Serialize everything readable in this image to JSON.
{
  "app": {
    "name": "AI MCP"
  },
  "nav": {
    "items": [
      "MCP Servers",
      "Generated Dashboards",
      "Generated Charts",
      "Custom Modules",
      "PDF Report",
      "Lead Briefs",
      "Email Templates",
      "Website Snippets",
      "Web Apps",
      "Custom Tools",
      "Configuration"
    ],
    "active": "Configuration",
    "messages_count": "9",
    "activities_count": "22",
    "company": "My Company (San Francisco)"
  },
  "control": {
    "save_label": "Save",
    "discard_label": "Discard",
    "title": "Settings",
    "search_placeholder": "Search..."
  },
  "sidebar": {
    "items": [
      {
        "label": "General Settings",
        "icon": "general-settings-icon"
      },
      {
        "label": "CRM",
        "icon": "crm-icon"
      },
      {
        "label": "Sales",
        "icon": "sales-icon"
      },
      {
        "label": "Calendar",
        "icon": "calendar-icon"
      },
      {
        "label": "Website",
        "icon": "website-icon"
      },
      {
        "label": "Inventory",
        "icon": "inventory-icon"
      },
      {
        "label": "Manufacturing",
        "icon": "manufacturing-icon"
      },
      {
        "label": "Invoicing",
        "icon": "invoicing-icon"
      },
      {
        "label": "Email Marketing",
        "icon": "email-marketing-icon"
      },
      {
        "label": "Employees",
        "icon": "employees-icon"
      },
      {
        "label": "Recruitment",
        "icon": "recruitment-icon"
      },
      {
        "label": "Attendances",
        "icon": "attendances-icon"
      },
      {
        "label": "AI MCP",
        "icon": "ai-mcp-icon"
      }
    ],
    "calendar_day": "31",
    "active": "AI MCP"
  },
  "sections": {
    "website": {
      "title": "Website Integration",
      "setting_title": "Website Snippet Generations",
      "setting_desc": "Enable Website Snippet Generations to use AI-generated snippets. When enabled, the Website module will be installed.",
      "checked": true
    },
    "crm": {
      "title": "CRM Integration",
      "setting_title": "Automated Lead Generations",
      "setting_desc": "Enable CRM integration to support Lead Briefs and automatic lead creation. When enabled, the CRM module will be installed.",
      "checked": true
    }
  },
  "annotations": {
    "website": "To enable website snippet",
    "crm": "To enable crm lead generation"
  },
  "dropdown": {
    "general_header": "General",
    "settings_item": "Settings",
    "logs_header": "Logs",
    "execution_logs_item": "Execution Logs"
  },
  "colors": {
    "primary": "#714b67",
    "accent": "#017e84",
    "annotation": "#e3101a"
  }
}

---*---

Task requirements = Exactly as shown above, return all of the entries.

Exercise solution =
Serialize everything readable in this image to JSON.
{
  "app": {
    "name": "AI MCP"
  },
  "nav": {
    "items": [
      "MCP Servers",
      "Generated Dashboards",
      "Generated Charts",
      "Custom Modules",
      "PDF Report",
      "Lead Briefs",
      "Email Templates",
      "Website Snippets",
      "Web Apps",
      "Custom Tools",
      "Configuration"
    ],
    "active": "Configuration",
    "messages_count": "9",
    "activities_count": "22",
    "company": "My Company (San Francisco)"
  },
  "control": {
    "save_label": "Save",
    "discard_label": "Discard",
    "title": "Settings",
    "search_placeholder": "Search..."
  },
  "sidebar": {
    "items": [
      {
        "label": "General Settings",
        "icon": "general-settings-icon"
      },
      {
        "label": "CRM",
        "icon": "crm-icon"
      },
      {
        "label": "Sales",
        "icon": "sales-icon"
      },
      {
        "label": "Calendar",
        "icon": "calendar-icon"
      },
      {
        "label": "Website",
        "icon": "website-icon"
      },
      {
        "label": "Inventory",
        "icon": "inventory-icon"
      },
      {
        "label": "Manufacturing",
        "icon": "manufacturing-icon"
      },
      {
        "label": "Invoicing",
        "icon": "invoicing-icon"
      },
      {
        "label": "Email Marketing",
        "icon": "email-marketing-icon"
      },
      {
        "label": "Employees",
        "icon": "employees-icon"
      },
      {
        "label": "Recruitment",
        "icon": "recruitment-icon"
      },
      {
        "label": "Attendances",
        "icon": "attendances-icon"
      },
      {
        "label": "AI MCP",
        "icon": "ai-mcp-icon"
      }
    ],
    "calendar_day": "31",
    "active": "AI MCP"
  },
  "sections": {
    "website": {
      "title": "Website Integration",
      "setting_title": "Website Snippet Generations",
      "setting_desc": "Enable Website Snippet Generations to use AI-generated snippets. When enabled, the Website module will be installed.",
      "checked": true
    },
    "crm": {
      "title": "CRM Integration",
      "setting_title": "Automated Lead Generations",
      "setting_desc": "Enable CRM integration to support Lead Briefs and automatic lead creation. When enabled, the CRM module will be installed.",
      "checked": true
    }
  },
  "annotations": {
    "website": "To enable website snippet",
    "crm": "To enable crm lead generation"
  },
  "dropdown": {
    "general_header": "General",
    "settings_item": "Settings",
    "logs_header": "Logs",
    "execution_logs_item": "Execution Logs"
  },
  "colors": {
    "primary": "#714b67",
    "accent": "#017e84",
    "annotation": "#e3101a"
  }
}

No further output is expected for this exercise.